Your objective. Records follow. Select each line holding "fMain".

══════════════════════════════

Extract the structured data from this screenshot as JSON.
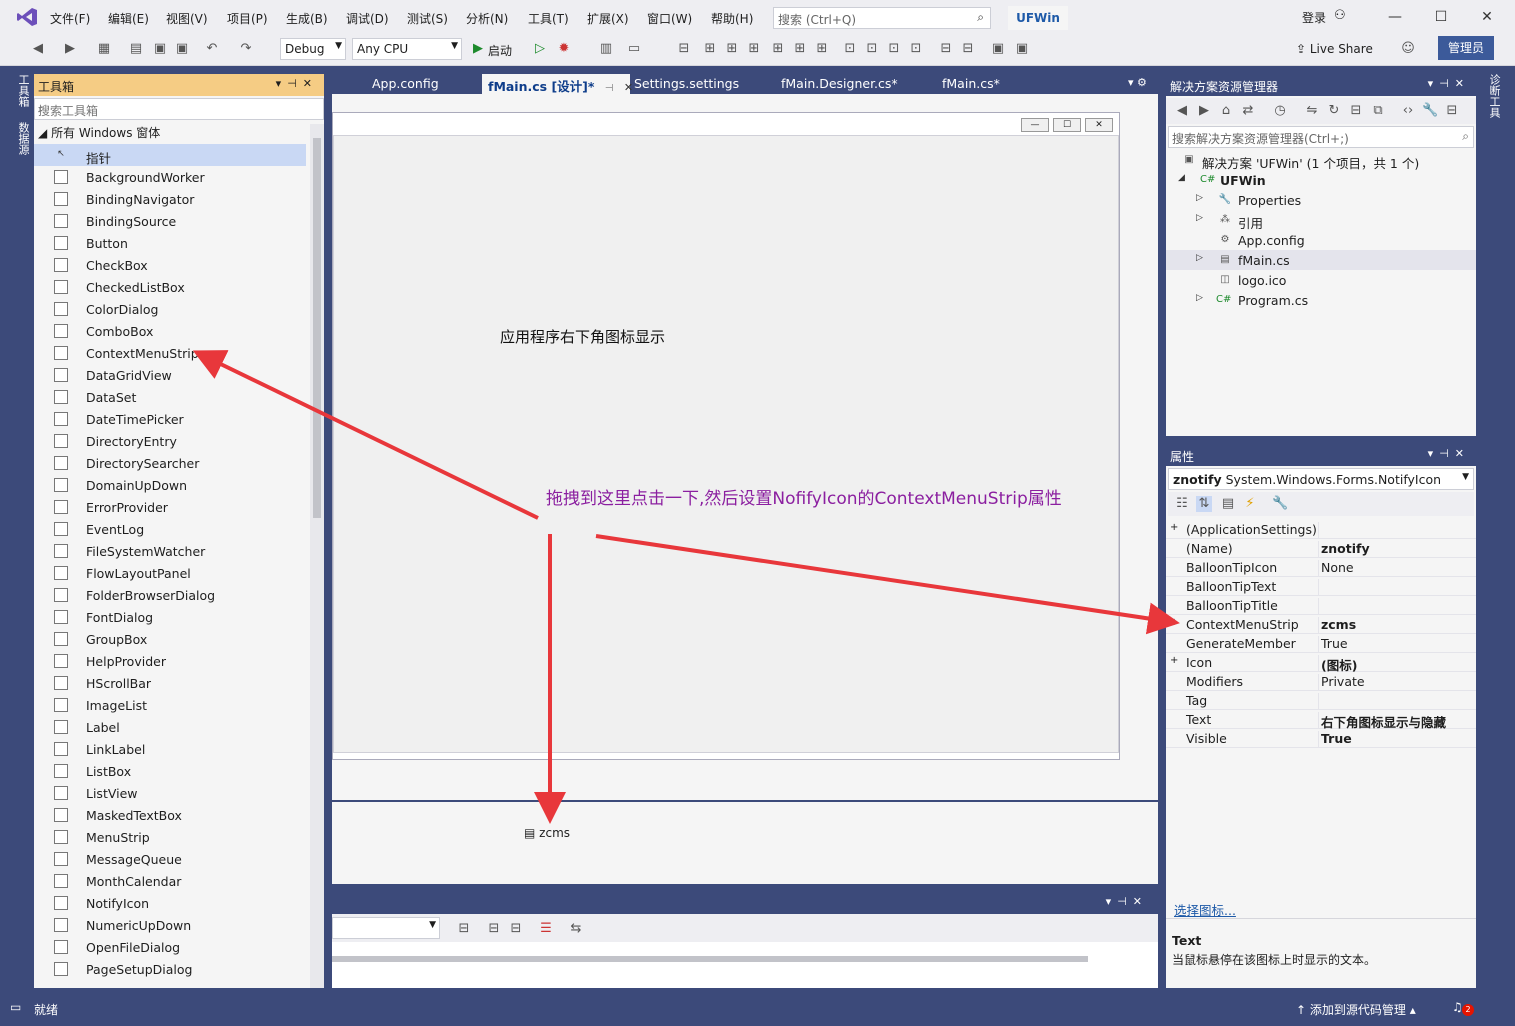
{
  "menubar": {
    "items": [
      "文件(F)",
      "编辑(E)",
      "视图(V)",
      "项目(P)",
      "生成(B)",
      "调试(D)",
      "测试(S)",
      "分析(N)",
      "工具(T)",
      "扩展(X)",
      "窗口(W)",
      "帮助(H)"
    ],
    "search_placeholder": "搜索 (Ctrl+Q)",
    "solution_name": "UFWin",
    "login": "登录"
  },
  "toolbar": {
    "config": "Debug",
    "platform": "Any CPU",
    "start": "启动",
    "live_share": "Live Share",
    "admin": "管理员"
  },
  "left_strip": {
    "tab1": "工具箱",
    "tab2": "数据源"
  },
  "toolbox": {
    "title": "工具箱",
    "search_placeholder": "搜索工具箱",
    "group": "所有 Windows 窗体",
    "items": [
      {
        "label": "指针",
        "icon": "pointer-icon"
      },
      {
        "label": "BackgroundWorker",
        "icon": "backgroundworker-icon"
      },
      {
        "label": "BindingNavigator",
        "icon": "bindingnavigator-icon"
      },
      {
        "label": "BindingSource",
        "icon": "bindingsource-icon"
      },
      {
        "label": "Button",
        "icon": "button-icon"
      },
      {
        "label": "CheckBox",
        "icon": "checkbox-icon"
      },
      {
        "label": "CheckedListBox",
        "icon": "checkedlistbox-icon"
      },
      {
        "label": "ColorDialog",
        "icon": "colordialog-icon"
      },
      {
        "label": "ComboBox",
        "icon": "combobox-icon"
      },
      {
        "label": "ContextMenuStrip",
        "icon": "contextmenustrip-icon"
      },
      {
        "label": "DataGridView",
        "icon": "datagridview-icon"
      },
      {
        "label": "DataSet",
        "icon": "dataset-icon"
      },
      {
        "label": "DateTimePicker",
        "icon": "datetimepicker-icon"
      },
      {
        "label": "DirectoryEntry",
        "icon": "directoryentry-icon"
      },
      {
        "label": "DirectorySearcher",
        "icon": "directorysearcher-icon"
      },
      {
        "label": "DomainUpDown",
        "icon": "domainupdown-icon"
      },
      {
        "label": "ErrorProvider",
        "icon": "errorprovider-icon"
      },
      {
        "label": "EventLog",
        "icon": "eventlog-icon"
      },
      {
        "label": "FileSystemWatcher",
        "icon": "filesystemwatcher-icon"
      },
      {
        "label": "FlowLayoutPanel",
        "icon": "flowlayoutpanel-icon"
      },
      {
        "label": "FolderBrowserDialog",
        "icon": "folderbrowserdialog-icon"
      },
      {
        "label": "FontDialog",
        "icon": "fontdialog-icon"
      },
      {
        "label": "GroupBox",
        "icon": "groupbox-icon"
      },
      {
        "label": "HelpProvider",
        "icon": "helpprovider-icon"
      },
      {
        "label": "HScrollBar",
        "icon": "hscrollbar-icon"
      },
      {
        "label": "ImageList",
        "icon": "imagelist-icon"
      },
      {
        "label": "Label",
        "icon": "label-icon"
      },
      {
        "label": "LinkLabel",
        "icon": "linklabel-icon"
      },
      {
        "label": "ListBox",
        "icon": "listbox-icon"
      },
      {
        "label": "ListView",
        "icon": "listview-icon"
      },
      {
        "label": "MaskedTextBox",
        "icon": "maskedtextbox-icon"
      },
      {
        "label": "MenuStrip",
        "icon": "menustrip-icon"
      },
      {
        "label": "MessageQueue",
        "icon": "messagequeue-icon"
      },
      {
        "label": "MonthCalendar",
        "icon": "monthcalendar-icon"
      },
      {
        "label": "NotifyIcon",
        "icon": "notifyicon-icon"
      },
      {
        "label": "NumericUpDown",
        "icon": "numericupdown-icon"
      },
      {
        "label": "OpenFileDialog",
        "icon": "openfiledialog-icon"
      },
      {
        "label": "PageSetupDialog",
        "icon": "pagesetupdialog-icon"
      }
    ]
  },
  "doc_tabs": [
    "App.config",
    "fMain.cs [设计]*",
    "Settings.settings",
    "fMain.Designer.cs*",
    "fMain.cs*"
  ],
  "designer": {
    "form_label": "应用程序右下角图标显示",
    "tray_item": "zcms",
    "annotation": "拖拽到这里点击一下,然后设置NofifyIcon的ContextMenuStrip属性"
  },
  "solution_explorer": {
    "title": "解决方案资源管理器",
    "search_placeholder": "搜索解决方案资源管理器(Ctrl+;)",
    "solution_line": "解决方案 'UFWin' (1 个项目，共 1 个)",
    "project": "UFWin",
    "items": [
      "Properties",
      "引用",
      "App.config",
      "fMain.cs",
      "logo.ico",
      "Program.cs"
    ]
  },
  "properties": {
    "title": "属性",
    "object_name": "znotify",
    "object_type": "System.Windows.Forms.NotifyIcon",
    "rows": [
      {
        "name": "(ApplicationSettings)",
        "value": "",
        "expand": "+",
        "bold": false
      },
      {
        "name": "(Name)",
        "value": "znotify",
        "expand": "",
        "bold": true
      },
      {
        "name": "BalloonTipIcon",
        "value": "None",
        "expand": "",
        "bold": false
      },
      {
        "name": "BalloonTipText",
        "value": "",
        "expand": "",
        "bold": false
      },
      {
        "name": "BalloonTipTitle",
        "value": "",
        "expand": "",
        "bold": false
      },
      {
        "name": "ContextMenuStrip",
        "value": "zcms",
        "expand": "+",
        "bold": true
      },
      {
        "name": "GenerateMember",
        "value": "True",
        "expand": "",
        "bold": false
      },
      {
        "name": "Icon",
        "value": "(图标)",
        "expand": "+",
        "bold": true
      },
      {
        "name": "Modifiers",
        "value": "Private",
        "expand": "",
        "bold": false
      },
      {
        "name": "Tag",
        "value": "",
        "expand": "",
        "bold": false
      },
      {
        "name": "Text",
        "value": "右下角图标显示与隐藏",
        "expand": "",
        "bold": true
      },
      {
        "name": "Visible",
        "value": "True",
        "expand": "",
        "bold": true
      }
    ],
    "link": "选择图标...",
    "desc_title": "Text",
    "desc_text": "当鼠标悬停在该图标上时显示的文本。"
  },
  "right_strip": {
    "tab": "诊断工具"
  },
  "status": {
    "ready": "就绪",
    "source_control": "添加到源代码管理",
    "notifications": "2"
  },
  "colors": {
    "accent": "#3c4a7a",
    "toolbox_title": "#f5cc84",
    "annotation": "#8b1fa0",
    "arrow": "#e8373b"
  }
}
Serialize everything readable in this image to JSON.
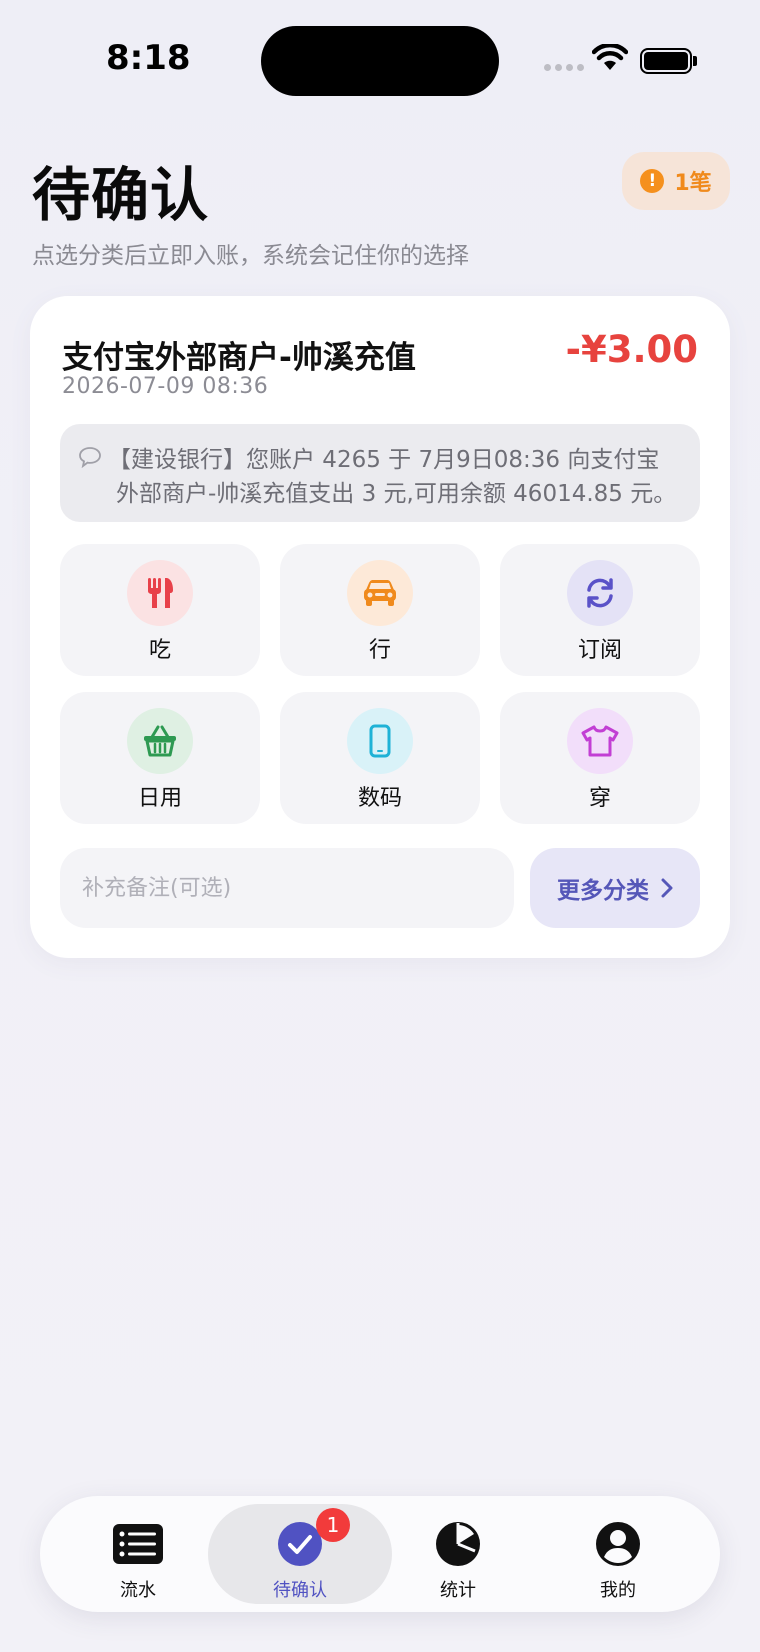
{
  "status_bar": {
    "time": "8:18"
  },
  "header": {
    "title": "待确认",
    "subtitle": "点选分类后立即入账，系统会记住你的选择",
    "pending_count": "1笔"
  },
  "transaction": {
    "merchant": "支付宝外部商户-帅溪充值",
    "amount": "-¥3.00",
    "datetime": "2026-07-09 08:36",
    "sms_line1": "【建设银行】您账户 4265 于 7月9日08:36 向支付宝",
    "sms_line2": "外部商户-帅溪充值支出 3 元,可用余额 46014.85 元。"
  },
  "categories": [
    {
      "label": "吃",
      "icon": "fork-knife-icon",
      "color": "#e8414a",
      "bg": "#fbe2e3"
    },
    {
      "label": "行",
      "icon": "car-icon",
      "color": "#f08a1c",
      "bg": "#fde9d8"
    },
    {
      "label": "订阅",
      "icon": "refresh-icon",
      "color": "#5a52c8",
      "bg": "#e4e2f6"
    },
    {
      "label": "日用",
      "icon": "basket-icon",
      "color": "#2e9a52",
      "bg": "#dff0e3"
    },
    {
      "label": "数码",
      "icon": "phone-icon",
      "color": "#1fb2d6",
      "bg": "#d9f2f8"
    },
    {
      "label": "穿",
      "icon": "shirt-icon",
      "color": "#c23fd4",
      "bg": "#f2defa"
    }
  ],
  "note": {
    "placeholder": "补充备注(可选)"
  },
  "more_button": {
    "label": "更多分类"
  },
  "tabs": [
    {
      "label": "流水",
      "icon": "list-icon"
    },
    {
      "label": "待确认",
      "icon": "check-circle-icon",
      "badge": "1"
    },
    {
      "label": "统计",
      "icon": "pie-chart-icon"
    },
    {
      "label": "我的",
      "icon": "person-icon"
    }
  ],
  "colors": {
    "accent": "#5052c2",
    "expense": "#e7433e",
    "warning": "#f5901d"
  }
}
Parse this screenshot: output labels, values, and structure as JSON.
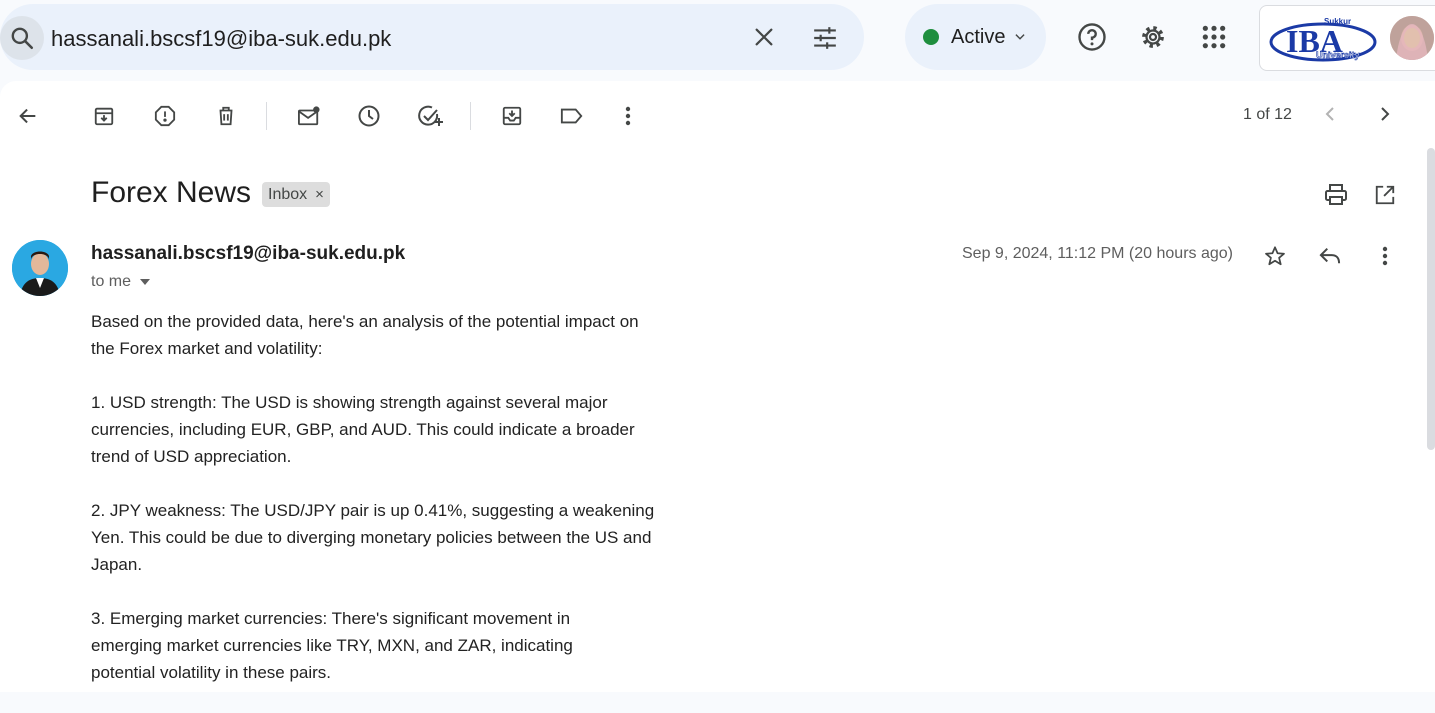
{
  "search": {
    "query": "hassanali.bscsf19@iba-suk.edu.pk"
  },
  "status": {
    "label": "Active",
    "color": "#1e8e3e"
  },
  "header_icons": [
    "help-icon",
    "settings-icon",
    "apps-grid-icon"
  ],
  "account": {
    "logo_top": "Sukkur",
    "logo_main": "IBA",
    "logo_bottom": "University"
  },
  "toolbar": {
    "icons": [
      "back-arrow-icon",
      "archive-icon",
      "report-spam-icon",
      "delete-icon",
      "mark-unread-icon",
      "snooze-icon",
      "add-task-icon",
      "move-to-icon",
      "label-icon",
      "more-icon"
    ],
    "pager": "1 of 12"
  },
  "email": {
    "subject": "Forex News",
    "label": "Inbox",
    "label_remove": "×",
    "sender": "hassanali.bscsf19@iba-suk.edu.pk",
    "to": "to me",
    "date": "Sep 9, 2024, 11:12 PM (20 hours ago)",
    "paragraphs": [
      "Based on the provided data, here's an analysis of the potential impact on the Forex market and volatility:",
      "1. USD strength: The USD is showing strength against several major currencies, including EUR, GBP, and AUD. This could indicate a broader trend of USD appreciation.",
      "2. JPY weakness: The USD/JPY pair is up 0.41%, suggesting a weakening Yen. This could be due to diverging monetary policies between the US and Japan.",
      "3. Emerging market currencies: There's significant movement in emerging market currencies like TRY, MXN, and ZAR, indicating potential volatility in these pairs."
    ]
  }
}
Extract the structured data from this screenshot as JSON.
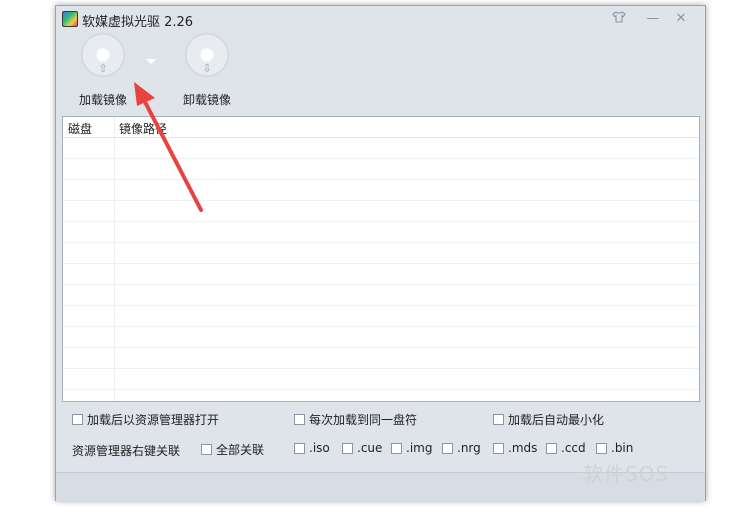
{
  "window": {
    "title": "软媒虚拟光驱 2.26",
    "controls": {
      "skin": "shirt-icon",
      "minimize": "—",
      "close": "✕"
    }
  },
  "toolbar": {
    "load_label": "加载镜像",
    "unload_label": "卸载镜像",
    "load_arrow": "⇧",
    "unload_arrow": "⇩"
  },
  "list": {
    "columns": [
      "磁盘",
      "镜像路径"
    ],
    "rows": []
  },
  "options": {
    "open_explorer": "加载后以资源管理器打开",
    "same_drive": "每次加载到同一盘符",
    "minimize_after": "加载后自动最小化",
    "context_menu_label": "资源管理器右键关联",
    "all_assoc": "全部关联",
    "extensions": [
      ".iso",
      ".cue",
      ".img",
      ".nrg",
      ".mds",
      ".ccd",
      ".bin"
    ]
  },
  "watermark": "软件SOS",
  "colors": {
    "annotation_arrow": "#e8433f",
    "window_bg": "#dfe4ea"
  }
}
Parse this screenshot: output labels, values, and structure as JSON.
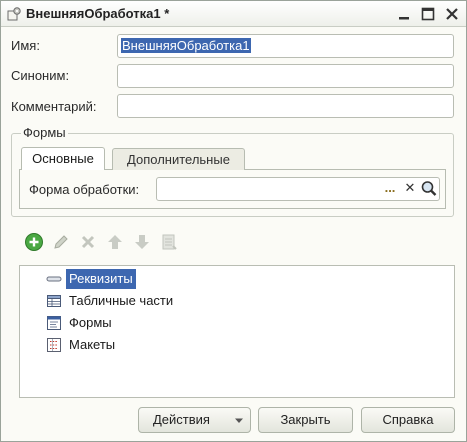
{
  "window": {
    "title": "ВнешняяОбработка1 *"
  },
  "form": {
    "name_label": "Имя:",
    "name_value": "ВнешняяОбработка1",
    "synonym_label": "Синоним:",
    "synonym_value": "",
    "comment_label": "Комментарий:",
    "comment_value": ""
  },
  "forms_group": {
    "title": "Формы",
    "tabs": [
      {
        "label": "Основные",
        "active": true
      },
      {
        "label": "Дополнительные",
        "active": false
      }
    ],
    "processing_form_label": "Форма обработки:",
    "processing_form_value": "",
    "ellipsis_label": "...",
    "clear_label": "✕"
  },
  "tree": {
    "items": [
      {
        "label": "Реквизиты",
        "icon": "attribute-icon",
        "selected": true
      },
      {
        "label": "Табличные части",
        "icon": "tabular-section-icon",
        "selected": false
      },
      {
        "label": "Формы",
        "icon": "form-icon",
        "selected": false
      },
      {
        "label": "Макеты",
        "icon": "template-icon",
        "selected": false
      }
    ]
  },
  "toolbar": {
    "icons": [
      "add-icon",
      "edit-icon",
      "delete-icon",
      "move-up-icon",
      "move-down-icon",
      "sort-icon"
    ]
  },
  "footer": {
    "actions_label": "Действия",
    "close_label": "Закрыть",
    "help_label": "Справка"
  },
  "colors": {
    "selection": "#3d67b0",
    "add_green": "#3f9a3a"
  }
}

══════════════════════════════

Problem solution.
    "fMain.cs [设计]*",
    "fMain.Designer.cs*",
    "fMain.cs*"
      "fMain.cs",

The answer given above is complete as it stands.